Problem description:
Every line with the string "JSON" should be copied from the data.

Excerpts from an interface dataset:
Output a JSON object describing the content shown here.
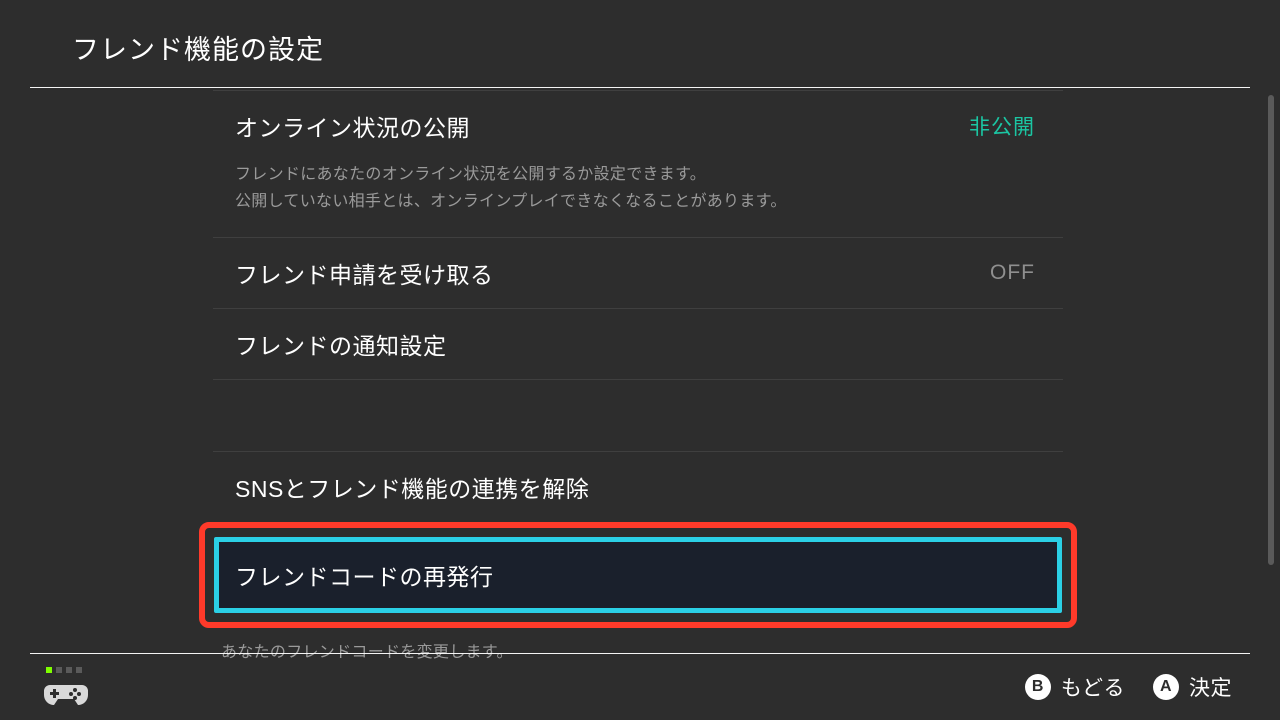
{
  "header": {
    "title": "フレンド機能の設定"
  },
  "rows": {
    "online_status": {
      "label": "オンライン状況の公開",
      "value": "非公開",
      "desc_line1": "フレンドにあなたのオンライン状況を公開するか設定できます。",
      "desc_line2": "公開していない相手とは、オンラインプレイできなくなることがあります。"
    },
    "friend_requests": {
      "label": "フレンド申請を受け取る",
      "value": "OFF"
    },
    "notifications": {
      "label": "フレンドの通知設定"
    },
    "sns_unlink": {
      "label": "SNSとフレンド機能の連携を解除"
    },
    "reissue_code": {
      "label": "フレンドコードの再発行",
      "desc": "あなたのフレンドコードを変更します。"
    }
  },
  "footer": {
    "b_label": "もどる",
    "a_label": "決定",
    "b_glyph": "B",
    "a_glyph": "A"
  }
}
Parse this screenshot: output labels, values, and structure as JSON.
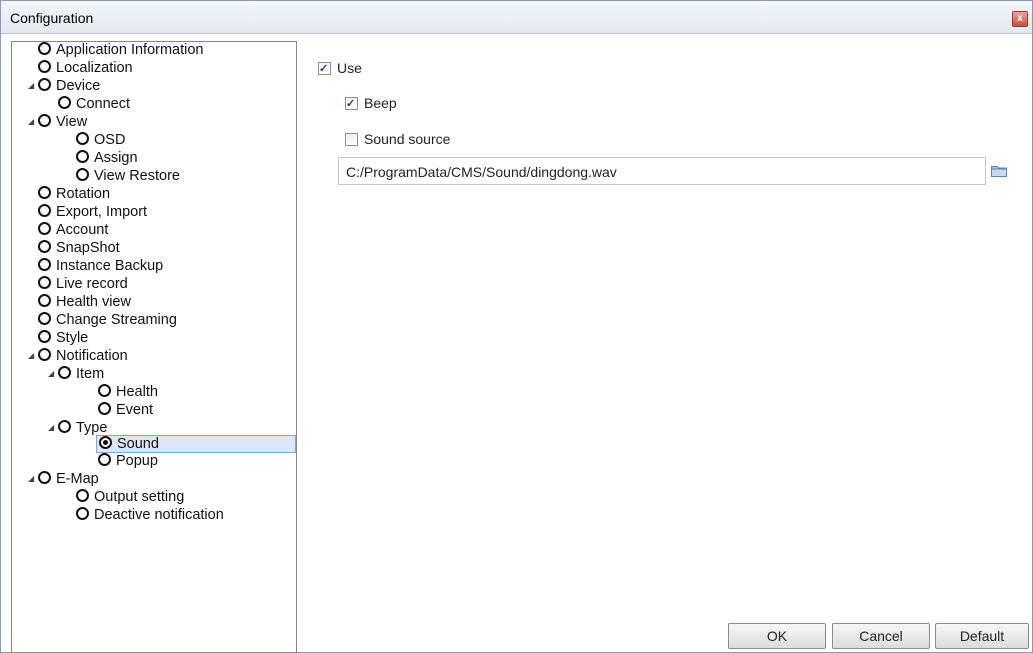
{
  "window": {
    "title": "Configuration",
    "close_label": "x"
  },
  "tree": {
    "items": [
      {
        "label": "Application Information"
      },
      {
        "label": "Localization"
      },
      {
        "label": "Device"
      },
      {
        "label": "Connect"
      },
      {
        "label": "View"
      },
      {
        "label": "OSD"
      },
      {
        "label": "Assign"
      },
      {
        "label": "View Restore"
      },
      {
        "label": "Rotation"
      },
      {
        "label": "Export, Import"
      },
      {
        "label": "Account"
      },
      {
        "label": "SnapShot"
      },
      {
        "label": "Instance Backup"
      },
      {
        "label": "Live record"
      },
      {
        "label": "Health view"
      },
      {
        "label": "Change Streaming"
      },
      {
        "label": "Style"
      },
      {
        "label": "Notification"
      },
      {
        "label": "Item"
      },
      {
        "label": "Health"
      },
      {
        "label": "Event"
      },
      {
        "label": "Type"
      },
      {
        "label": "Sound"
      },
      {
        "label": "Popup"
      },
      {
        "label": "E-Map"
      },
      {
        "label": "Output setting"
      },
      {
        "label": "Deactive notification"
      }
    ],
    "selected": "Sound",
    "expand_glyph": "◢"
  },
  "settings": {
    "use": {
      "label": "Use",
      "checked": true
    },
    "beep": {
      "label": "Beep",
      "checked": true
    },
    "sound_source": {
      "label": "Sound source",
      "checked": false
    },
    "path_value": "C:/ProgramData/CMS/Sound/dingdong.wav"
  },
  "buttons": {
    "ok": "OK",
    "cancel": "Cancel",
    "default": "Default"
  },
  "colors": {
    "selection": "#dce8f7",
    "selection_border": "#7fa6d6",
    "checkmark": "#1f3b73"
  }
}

Answer space:
Output a JSON object describing the content shown here.
Parse this screenshot: output labels, values, and structure as JSON.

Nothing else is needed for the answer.